ABOUT THIS TASK: Your task is to retype the listing word for word.

(RECORDS FOR THIS TASK Opens)

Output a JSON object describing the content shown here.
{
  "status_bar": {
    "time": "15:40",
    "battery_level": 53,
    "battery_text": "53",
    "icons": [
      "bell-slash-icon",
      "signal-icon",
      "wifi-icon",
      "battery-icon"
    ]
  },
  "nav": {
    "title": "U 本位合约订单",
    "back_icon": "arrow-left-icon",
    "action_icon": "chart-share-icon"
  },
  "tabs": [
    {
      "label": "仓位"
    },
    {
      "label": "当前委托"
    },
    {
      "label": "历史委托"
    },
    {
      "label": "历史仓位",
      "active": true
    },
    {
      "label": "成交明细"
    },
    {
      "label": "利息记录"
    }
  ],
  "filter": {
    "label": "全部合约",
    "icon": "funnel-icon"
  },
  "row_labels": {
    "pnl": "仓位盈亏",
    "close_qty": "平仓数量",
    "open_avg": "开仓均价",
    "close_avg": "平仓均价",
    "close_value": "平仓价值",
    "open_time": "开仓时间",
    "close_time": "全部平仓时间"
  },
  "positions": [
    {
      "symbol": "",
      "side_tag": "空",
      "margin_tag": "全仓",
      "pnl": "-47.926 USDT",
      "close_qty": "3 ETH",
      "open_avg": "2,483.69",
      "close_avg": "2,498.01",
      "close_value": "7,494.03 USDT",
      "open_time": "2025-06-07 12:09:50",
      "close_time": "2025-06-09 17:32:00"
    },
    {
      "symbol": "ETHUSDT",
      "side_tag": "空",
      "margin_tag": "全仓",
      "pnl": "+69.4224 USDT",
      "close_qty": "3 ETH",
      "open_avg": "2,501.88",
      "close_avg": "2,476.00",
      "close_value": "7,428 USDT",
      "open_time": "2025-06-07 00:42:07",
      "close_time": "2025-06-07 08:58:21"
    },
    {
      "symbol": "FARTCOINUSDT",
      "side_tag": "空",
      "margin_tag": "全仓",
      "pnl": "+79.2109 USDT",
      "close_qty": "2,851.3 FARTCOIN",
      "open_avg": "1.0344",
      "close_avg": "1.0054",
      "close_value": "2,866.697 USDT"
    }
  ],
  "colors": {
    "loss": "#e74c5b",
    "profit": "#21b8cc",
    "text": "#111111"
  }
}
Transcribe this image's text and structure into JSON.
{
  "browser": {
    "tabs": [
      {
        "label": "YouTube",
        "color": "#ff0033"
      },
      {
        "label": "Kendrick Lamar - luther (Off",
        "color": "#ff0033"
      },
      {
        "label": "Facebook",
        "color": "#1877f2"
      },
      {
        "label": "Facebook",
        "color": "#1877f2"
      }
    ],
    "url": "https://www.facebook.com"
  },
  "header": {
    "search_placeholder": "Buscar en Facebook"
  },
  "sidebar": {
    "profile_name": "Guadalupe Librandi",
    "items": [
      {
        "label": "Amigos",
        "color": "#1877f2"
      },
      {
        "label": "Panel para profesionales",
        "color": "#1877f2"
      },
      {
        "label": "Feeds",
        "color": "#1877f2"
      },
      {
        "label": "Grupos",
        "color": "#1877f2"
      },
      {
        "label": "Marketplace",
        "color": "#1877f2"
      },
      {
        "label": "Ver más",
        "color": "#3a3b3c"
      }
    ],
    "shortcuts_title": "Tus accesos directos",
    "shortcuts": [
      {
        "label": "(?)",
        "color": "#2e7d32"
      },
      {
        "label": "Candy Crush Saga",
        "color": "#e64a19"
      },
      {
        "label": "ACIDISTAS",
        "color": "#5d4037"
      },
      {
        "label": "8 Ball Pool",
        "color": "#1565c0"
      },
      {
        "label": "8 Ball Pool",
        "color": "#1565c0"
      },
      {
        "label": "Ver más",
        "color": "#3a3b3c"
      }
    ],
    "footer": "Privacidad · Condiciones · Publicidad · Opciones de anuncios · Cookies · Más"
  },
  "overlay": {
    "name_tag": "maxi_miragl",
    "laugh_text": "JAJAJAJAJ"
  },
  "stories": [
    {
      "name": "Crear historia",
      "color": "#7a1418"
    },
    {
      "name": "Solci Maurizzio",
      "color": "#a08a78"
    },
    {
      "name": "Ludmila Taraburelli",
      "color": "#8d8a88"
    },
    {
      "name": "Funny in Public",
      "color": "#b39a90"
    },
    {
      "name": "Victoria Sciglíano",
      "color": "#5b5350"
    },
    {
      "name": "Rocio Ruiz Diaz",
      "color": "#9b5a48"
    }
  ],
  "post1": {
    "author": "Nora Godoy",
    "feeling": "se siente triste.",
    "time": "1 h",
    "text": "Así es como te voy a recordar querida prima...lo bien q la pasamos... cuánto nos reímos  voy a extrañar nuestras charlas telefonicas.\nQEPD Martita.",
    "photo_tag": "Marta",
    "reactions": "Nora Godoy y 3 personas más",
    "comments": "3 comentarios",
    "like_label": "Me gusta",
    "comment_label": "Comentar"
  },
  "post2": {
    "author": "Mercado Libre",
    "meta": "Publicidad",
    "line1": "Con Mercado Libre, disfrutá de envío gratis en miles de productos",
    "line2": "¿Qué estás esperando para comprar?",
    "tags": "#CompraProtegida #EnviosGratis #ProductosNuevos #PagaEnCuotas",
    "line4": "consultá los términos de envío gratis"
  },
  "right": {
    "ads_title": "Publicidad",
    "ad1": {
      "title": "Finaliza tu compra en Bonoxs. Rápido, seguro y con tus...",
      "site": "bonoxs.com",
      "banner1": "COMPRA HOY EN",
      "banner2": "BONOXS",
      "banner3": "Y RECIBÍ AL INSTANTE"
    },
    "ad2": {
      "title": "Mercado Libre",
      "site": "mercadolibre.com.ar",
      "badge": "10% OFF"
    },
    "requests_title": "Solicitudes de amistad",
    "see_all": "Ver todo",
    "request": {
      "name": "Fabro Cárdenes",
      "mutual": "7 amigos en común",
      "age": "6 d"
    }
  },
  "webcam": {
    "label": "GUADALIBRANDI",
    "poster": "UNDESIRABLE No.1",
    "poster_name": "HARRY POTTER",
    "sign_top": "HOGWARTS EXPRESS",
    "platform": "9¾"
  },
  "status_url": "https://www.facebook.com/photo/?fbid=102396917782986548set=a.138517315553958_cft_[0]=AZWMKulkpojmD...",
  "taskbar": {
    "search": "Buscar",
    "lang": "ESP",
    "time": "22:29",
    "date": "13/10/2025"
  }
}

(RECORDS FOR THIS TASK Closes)

RESULT FOR THIS EXERCISE:
Output a JSON object describing the content shown here.
{
  "status_bar": {
    "time": "15:40",
    "battery_level": 53,
    "battery_text": "53",
    "icons": [
      "bell-slash-icon",
      "signal-icon",
      "wifi-icon",
      "battery-icon"
    ]
  },
  "nav": {
    "title": "U 本位合约订单",
    "back_icon": "arrow-left-icon",
    "action_icon": "chart-share-icon"
  },
  "tabs": [
    {
      "label": "仓位"
    },
    {
      "label": "当前委托"
    },
    {
      "label": "历史委托"
    },
    {
      "label": "历史仓位",
      "active": true
    },
    {
      "label": "成交明细"
    },
    {
      "label": "利息记录"
    }
  ],
  "filter": {
    "label": "全部合约",
    "icon": "funnel-icon"
  },
  "row_labels": {
    "pnl": "仓位盈亏",
    "close_qty": "平仓数量",
    "open_avg": "开仓均价",
    "close_avg": "平仓均价",
    "close_value": "平仓价值",
    "open_time": "开仓时间",
    "close_time": "全部平仓时间"
  },
  "positions": [
    {
      "symbol": "",
      "side_tag": "空",
      "margin_tag": "全仓",
      "pnl": "-47.926 USDT",
      "close_qty": "3 ETH",
      "open_avg": "2,483.69",
      "close_avg": "2,498.01",
      "close_value": "7,494.03 USDT",
      "open_time": "2025-06-07 12:09:50",
      "close_time": "2025-06-09 17:32:00"
    },
    {
      "symbol": "ETHUSDT",
      "side_tag": "空",
      "margin_tag": "全仓",
      "pnl": "+69.4224 USDT",
      "close_qty": "3 ETH",
      "open_avg": "2,501.88",
      "close_avg": "2,476.00",
      "close_value": "7,428 USDT",
      "open_time": "2025-06-07 00:42:07",
      "close_time": "2025-06-07 08:58:21"
    },
    {
      "symbol": "FARTCOINUSDT",
      "side_tag": "空",
      "margin_tag": "全仓",
      "pnl": "+79.2109 USDT",
      "close_qty": "2,851.3 FARTCOIN",
      "open_avg": "1.0344",
      "close_avg": "1.0054",
      "close_value": "2,866.697 USDT"
    }
  ],
  "colors": {
    "loss": "#e74c5b",
    "profit": "#21b8cc",
    "text": "#111111"
  }
}
Transcribe this image's text and structure into JSON.
{
  "browser": {
    "tabs": [
      {
        "label": "YouTube",
        "color": "#ff0033"
      },
      {
        "label": "Kendrick Lamar - luther (Off",
        "color": "#ff0033"
      },
      {
        "label": "Facebook",
        "color": "#1877f2"
      },
      {
        "label": "Facebook",
        "color": "#1877f2"
      }
    ],
    "url": "https://www.facebook.com"
  },
  "header": {
    "search_placeholder": "Buscar en Facebook"
  },
  "sidebar": {
    "profile_name": "Guadalupe Librandi",
    "items": [
      {
        "label": "Amigos",
        "color": "#1877f2"
      },
      {
        "label": "Panel para profesionales",
        "color": "#1877f2"
      },
      {
        "label": "Feeds",
        "color": "#1877f2"
      },
      {
        "label": "Grupos",
        "color": "#1877f2"
      },
      {
        "label": "Marketplace",
        "color": "#1877f2"
      },
      {
        "label": "Ver más",
        "color": "#3a3b3c"
      }
    ],
    "shortcuts_title": "Tus accesos directos",
    "shortcuts": [
      {
        "label": "(?)",
        "color": "#2e7d32"
      },
      {
        "label": "Candy Crush Saga",
        "color": "#e64a19"
      },
      {
        "label": "ACIDISTAS",
        "color": "#5d4037"
      },
      {
        "label": "8 Ball Pool",
        "color": "#1565c0"
      },
      {
        "label": "8 Ball Pool",
        "color": "#1565c0"
      },
      {
        "label": "Ver más",
        "color": "#3a3b3c"
      }
    ],
    "footer": "Privacidad · Condiciones · Publicidad · Opciones de anuncios · Cookies · Más"
  },
  "overlay": {
    "name_tag": "maxi_miragl",
    "laugh_text": "JAJAJAJAJ"
  },
  "stories": [
    {
      "name": "Crear historia",
      "color": "#7a1418"
    },
    {
      "name": "Solci Maurizzio",
      "color": "#a08a78"
    },
    {
      "name": "Ludmila Taraburelli",
      "color": "#8d8a88"
    },
    {
      "name": "Funny in Public",
      "color": "#b39a90"
    },
    {
      "name": "Victoria Sciglíano",
      "color": "#5b5350"
    },
    {
      "name": "Rocio Ruiz Diaz",
      "color": "#9b5a48"
    }
  ],
  "post1": {
    "author": "Nora Godoy",
    "feeling": "se siente triste.",
    "time": "1 h",
    "text": "Así es como te voy a recordar querida prima...lo bien q la pasamos... cuánto nos reímos  voy a extrañar nuestras charlas telefonicas.\nQEPD Martita.",
    "photo_tag": "Marta",
    "reactions": "Nora Godoy y 3 personas más",
    "comments": "3 comentarios",
    "like_label": "Me gusta",
    "comment_label": "Comentar"
  },
  "post2": {
    "author": "Mercado Libre",
    "meta": "Publicidad",
    "line1": "Con Mercado Libre, disfrutá de envío gratis en miles de productos",
    "line2": "¿Qué estás esperando para comprar?",
    "tags": "#CompraProtegida #EnviosGratis #ProductosNuevos #PagaEnCuotas",
    "line4": "consultá los términos de envío gratis"
  },
  "right": {
    "ads_title": "Publicidad",
    "ad1": {
      "title": "Finaliza tu compra en Bonoxs. Rápido, seguro y con tus...",
      "site": "bonoxs.com",
      "banner1": "COMPRA HOY EN",
      "banner2": "BONOXS",
      "banner3": "Y RECIBÍ AL INSTANTE"
    },
    "ad2": {
      "title": "Mercado Libre",
      "site": "mercadolibre.com.ar",
      "badge": "10% OFF"
    },
    "requests_title": "Solicitudes de amistad",
    "see_all": "Ver todo",
    "request": {
      "name": "Fabro Cárdenes",
      "mutual": "7 amigos en común",
      "age": "6 d"
    }
  },
  "webcam": {
    "label": "GUADALIBRANDI",
    "poster": "UNDESIRABLE No.1",
    "poster_name": "HARRY POTTER",
    "sign_top": "HOGWARTS EXPRESS",
    "platform": "9¾"
  },
  "status_url": "https://www.facebook.com/photo/?fbid=102396917782986548set=a.138517315553958_cft_[0]=AZWMKulkpojmD...",
  "taskbar": {
    "search": "Buscar",
    "lang": "ESP",
    "time": "22:29",
    "date": "13/10/2025"
  }
}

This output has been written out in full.